EB: Well I can’t believe I used that phrase. [both laughing]. Certainly, social media is super important for me to stay up to date and share my opinion. So although I wasn’t using it so much in the past it’s now a fairly regular part of my life.

RIX: And why do you think leveraging social media is so important for recruitment firms?

EB: So I think there’s the tactical piece of enabling communication, being able to target it to clients and what opportunities we have for them. Of course, from an analytics perspective as well, we can use social media to understand the latest trends and sentiment so that we can tailor our offering. But I think really importantly it helps us drive a conversation. When we’re debating about the future of work we want to flag a particular issue. We make it clear that it’s not just one group of people that can make a difference here.
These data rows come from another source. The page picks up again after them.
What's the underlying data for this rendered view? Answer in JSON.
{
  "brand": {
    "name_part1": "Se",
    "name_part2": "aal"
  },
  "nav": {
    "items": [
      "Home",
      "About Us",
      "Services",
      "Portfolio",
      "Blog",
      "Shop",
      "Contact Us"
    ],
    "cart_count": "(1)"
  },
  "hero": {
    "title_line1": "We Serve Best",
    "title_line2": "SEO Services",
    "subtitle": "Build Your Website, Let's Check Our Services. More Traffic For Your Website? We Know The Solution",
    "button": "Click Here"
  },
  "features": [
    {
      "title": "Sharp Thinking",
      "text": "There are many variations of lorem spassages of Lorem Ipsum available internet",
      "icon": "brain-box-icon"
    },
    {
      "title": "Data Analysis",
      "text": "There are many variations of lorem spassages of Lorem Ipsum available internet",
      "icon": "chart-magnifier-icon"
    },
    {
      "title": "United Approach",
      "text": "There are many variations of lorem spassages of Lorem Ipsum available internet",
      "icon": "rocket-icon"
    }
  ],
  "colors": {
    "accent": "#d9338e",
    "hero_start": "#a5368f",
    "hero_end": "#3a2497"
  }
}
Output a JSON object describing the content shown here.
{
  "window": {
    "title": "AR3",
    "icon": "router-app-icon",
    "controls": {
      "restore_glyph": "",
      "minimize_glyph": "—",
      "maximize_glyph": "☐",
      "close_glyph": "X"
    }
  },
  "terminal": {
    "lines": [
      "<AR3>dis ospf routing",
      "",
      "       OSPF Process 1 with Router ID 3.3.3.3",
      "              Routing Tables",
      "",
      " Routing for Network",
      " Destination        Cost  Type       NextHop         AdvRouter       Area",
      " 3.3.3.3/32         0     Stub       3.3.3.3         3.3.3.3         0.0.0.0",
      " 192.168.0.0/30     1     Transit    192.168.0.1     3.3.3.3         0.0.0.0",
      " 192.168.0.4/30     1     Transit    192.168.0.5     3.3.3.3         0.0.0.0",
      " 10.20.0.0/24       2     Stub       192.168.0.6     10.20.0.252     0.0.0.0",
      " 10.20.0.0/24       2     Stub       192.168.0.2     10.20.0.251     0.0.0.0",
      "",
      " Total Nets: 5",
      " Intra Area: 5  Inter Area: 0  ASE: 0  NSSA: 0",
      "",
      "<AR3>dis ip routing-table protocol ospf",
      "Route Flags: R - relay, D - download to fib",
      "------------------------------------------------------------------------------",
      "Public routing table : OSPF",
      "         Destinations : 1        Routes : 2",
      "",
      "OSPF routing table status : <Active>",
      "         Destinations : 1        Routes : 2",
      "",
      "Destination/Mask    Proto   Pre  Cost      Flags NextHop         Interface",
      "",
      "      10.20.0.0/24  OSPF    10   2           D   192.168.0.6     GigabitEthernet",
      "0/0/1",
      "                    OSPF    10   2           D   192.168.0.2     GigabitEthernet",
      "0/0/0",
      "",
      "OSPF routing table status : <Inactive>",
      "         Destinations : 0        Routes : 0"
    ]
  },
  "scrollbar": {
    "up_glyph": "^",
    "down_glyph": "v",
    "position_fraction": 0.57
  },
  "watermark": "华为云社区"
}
So it’s really an approach that requires governments, individuals, and businesses and social media gives us a wonderful platform to drive that conversation to get that message out, to get feedback from our audiences as well about the future of work and what we can do collectively between businesses, governments, and individuals to make the future work for everyone, which is our company mission.

RIX: I love that. Well, it was wonderful being able to connect with you from all the way around the world.

EB: Brilliant. Really enjoyed it. Thanks so much for having me.

RIX: Absolutely. Thanks for coming on.

What do 2,000+ recruitment professionals say are the top priorities, challenges, and trends that matter to them in 2019? Find out at the brand new site for global recruitment insights and data.